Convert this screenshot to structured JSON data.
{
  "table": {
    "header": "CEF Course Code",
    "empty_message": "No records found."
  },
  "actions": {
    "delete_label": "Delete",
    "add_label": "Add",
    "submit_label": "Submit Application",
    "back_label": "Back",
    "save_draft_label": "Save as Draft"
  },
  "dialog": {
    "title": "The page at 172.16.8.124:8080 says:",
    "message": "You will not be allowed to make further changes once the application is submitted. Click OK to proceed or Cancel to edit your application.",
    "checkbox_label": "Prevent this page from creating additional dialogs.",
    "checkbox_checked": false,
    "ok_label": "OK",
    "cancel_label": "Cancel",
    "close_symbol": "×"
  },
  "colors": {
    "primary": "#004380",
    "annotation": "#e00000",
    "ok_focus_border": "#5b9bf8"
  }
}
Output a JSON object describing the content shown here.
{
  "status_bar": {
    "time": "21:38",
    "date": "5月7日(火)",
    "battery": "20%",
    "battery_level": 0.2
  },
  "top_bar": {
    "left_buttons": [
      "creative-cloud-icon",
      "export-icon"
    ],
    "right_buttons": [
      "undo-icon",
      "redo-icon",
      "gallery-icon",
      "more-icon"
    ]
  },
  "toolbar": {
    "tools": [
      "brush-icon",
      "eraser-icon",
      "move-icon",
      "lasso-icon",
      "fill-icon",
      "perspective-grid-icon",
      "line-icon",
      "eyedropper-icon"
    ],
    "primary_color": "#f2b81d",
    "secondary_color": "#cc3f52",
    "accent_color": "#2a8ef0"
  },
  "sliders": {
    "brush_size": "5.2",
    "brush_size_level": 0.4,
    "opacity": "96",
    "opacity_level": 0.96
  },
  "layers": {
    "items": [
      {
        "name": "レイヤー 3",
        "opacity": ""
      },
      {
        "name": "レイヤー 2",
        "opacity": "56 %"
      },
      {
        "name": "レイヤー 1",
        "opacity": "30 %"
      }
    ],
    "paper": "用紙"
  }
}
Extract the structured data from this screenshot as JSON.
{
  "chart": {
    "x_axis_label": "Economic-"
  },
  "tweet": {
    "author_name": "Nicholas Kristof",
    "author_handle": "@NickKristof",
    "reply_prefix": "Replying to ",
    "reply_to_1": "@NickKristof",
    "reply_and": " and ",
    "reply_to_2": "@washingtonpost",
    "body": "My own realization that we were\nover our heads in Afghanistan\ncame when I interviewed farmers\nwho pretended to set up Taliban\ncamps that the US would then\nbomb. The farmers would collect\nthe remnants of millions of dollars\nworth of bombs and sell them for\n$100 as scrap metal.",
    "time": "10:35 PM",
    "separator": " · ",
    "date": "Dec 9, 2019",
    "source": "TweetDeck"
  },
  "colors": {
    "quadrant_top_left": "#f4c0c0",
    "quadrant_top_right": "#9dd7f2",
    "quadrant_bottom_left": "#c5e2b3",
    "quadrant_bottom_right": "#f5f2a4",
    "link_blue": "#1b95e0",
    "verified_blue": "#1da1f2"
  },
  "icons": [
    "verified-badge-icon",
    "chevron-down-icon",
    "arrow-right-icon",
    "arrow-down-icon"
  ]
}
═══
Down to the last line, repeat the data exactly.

Convert this screenshot to structured JSON data.
{
  "table": {
    "header": "CEF Course Code",
    "empty_message": "No records found."
  },
  "actions": {
    "delete_label": "Delete",
    "add_label": "Add",
    "submit_label": "Submit Application",
    "back_label": "Back",
    "save_draft_label": "Save as Draft"
  },
  "dialog": {
    "title": "The page at 172.16.8.124:8080 says:",
    "message": "You will not be allowed to make further changes once the application is submitted. Click OK to proceed or Cancel to edit your application.",
    "checkbox_label": "Prevent this page from creating additional dialogs.",
    "checkbox_checked": false,
    "ok_label": "OK",
    "cancel_label": "Cancel",
    "close_symbol": "×"
  },
  "colors": {
    "primary": "#004380",
    "annotation": "#e00000",
    "ok_focus_border": "#5b9bf8"
  }
}
Output a JSON object describing the content shown here.
{
  "status_bar": {
    "time": "21:38",
    "date": "5月7日(火)",
    "battery": "20%",
    "battery_level": 0.2
  },
  "top_bar": {
    "left_buttons": [
      "creative-cloud-icon",
      "export-icon"
    ],
    "right_buttons": [
      "undo-icon",
      "redo-icon",
      "gallery-icon",
      "more-icon"
    ]
  },
  "toolbar": {
    "tools": [
      "brush-icon",
      "eraser-icon",
      "move-icon",
      "lasso-icon",
      "fill-icon",
      "perspective-grid-icon",
      "line-icon",
      "eyedropper-icon"
    ],
    "primary_color": "#f2b81d",
    "secondary_color": "#cc3f52",
    "accent_color": "#2a8ef0"
  },
  "sliders": {
    "brush_size": "5.2",
    "brush_size_level": 0.4,
    "opacity": "96",
    "opacity_level": 0.96
  },
  "layers": {
    "items": [
      {
        "name": "レイヤー 3",
        "opacity": ""
      },
      {
        "name": "レイヤー 2",
        "opacity": "56 %"
      },
      {
        "name": "レイヤー 1",
        "opacity": "30 %"
      }
    ],
    "paper": "用紙"
  }
}
Extract the structured data from this screenshot as JSON.
{
  "chart": {
    "x_axis_label": "Economic-"
  },
  "tweet": {
    "author_name": "Nicholas Kristof",
    "author_handle": "@NickKristof",
    "reply_prefix": "Replying to ",
    "reply_to_1": "@NickKristof",
    "reply_and": " and ",
    "reply_to_2": "@washingtonpost",
    "body": "My own realization that we were\nover our heads in Afghanistan\ncame when I interviewed farmers\nwho pretended to set up Taliban\ncamps that the US would then\nbomb. The farmers would collect\nthe remnants of millions of dollars\nworth of bombs and sell them for\n$100 as scrap metal.",
    "time": "10:35 PM",
    "separator": " · ",
    "date": "Dec 9, 2019",
    "source": "TweetDeck"
  },
  "colors": {
    "quadrant_top_left": "#f4c0c0",
    "quadrant_top_right": "#9dd7f2",
    "quadrant_bottom_left": "#c5e2b3",
    "quadrant_bottom_right": "#f5f2a4",
    "link_blue": "#1b95e0",
    "verified_blue": "#1da1f2"
  },
  "icons": [
    "verified-badge-icon",
    "chevron-down-icon",
    "arrow-right-icon",
    "arrow-down-icon"
  ]
}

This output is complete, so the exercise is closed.